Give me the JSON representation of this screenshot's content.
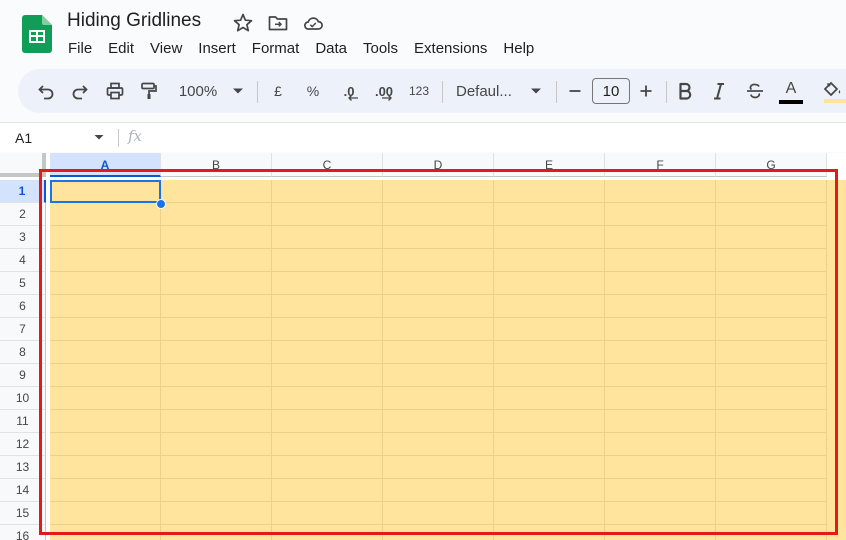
{
  "app": {
    "title": "Hiding Gridlines",
    "menu": [
      "File",
      "Edit",
      "View",
      "Insert",
      "Format",
      "Data",
      "Tools",
      "Extensions",
      "Help"
    ]
  },
  "toolbar": {
    "zoom": "100%",
    "currency": "£",
    "percent": "%",
    "decrease_decimal": ".0",
    "increase_decimal": ".00",
    "more_formats": "123",
    "font": "Defaul...",
    "font_size": "10",
    "text_color_letter": "A",
    "text_color": "#000000"
  },
  "formula_bar": {
    "name_box": "A1",
    "fx": "fx"
  },
  "sheet": {
    "columns": [
      "A",
      "B",
      "C",
      "D",
      "E",
      "F",
      "G"
    ],
    "rows": [
      "1",
      "2",
      "3",
      "4",
      "5",
      "6",
      "7",
      "8",
      "9",
      "10",
      "11",
      "12",
      "13",
      "14",
      "15",
      "16"
    ],
    "selected_cell": "A1",
    "fill_color": "#fee49d",
    "highlight_color": "#e21a1a"
  }
}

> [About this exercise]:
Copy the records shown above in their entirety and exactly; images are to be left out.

> [Your solution]:
Give me the JSON representation of this screenshot's content.
{
  "app": {
    "title": "Hiding Gridlines",
    "menu": [
      "File",
      "Edit",
      "View",
      "Insert",
      "Format",
      "Data",
      "Tools",
      "Extensions",
      "Help"
    ]
  },
  "toolbar": {
    "zoom": "100%",
    "currency": "£",
    "percent": "%",
    "decrease_decimal": ".0",
    "increase_decimal": ".00",
    "more_formats": "123",
    "font": "Defaul...",
    "font_size": "10",
    "text_color_letter": "A",
    "text_color": "#000000"
  },
  "formula_bar": {
    "name_box": "A1",
    "fx": "fx"
  },
  "sheet": {
    "columns": [
      "A",
      "B",
      "C",
      "D",
      "E",
      "F",
      "G"
    ],
    "rows": [
      "1",
      "2",
      "3",
      "4",
      "5",
      "6",
      "7",
      "8",
      "9",
      "10",
      "11",
      "12",
      "13",
      "14",
      "15",
      "16"
    ],
    "selected_cell": "A1",
    "fill_color": "#fee49d",
    "highlight_color": "#e21a1a"
  }
}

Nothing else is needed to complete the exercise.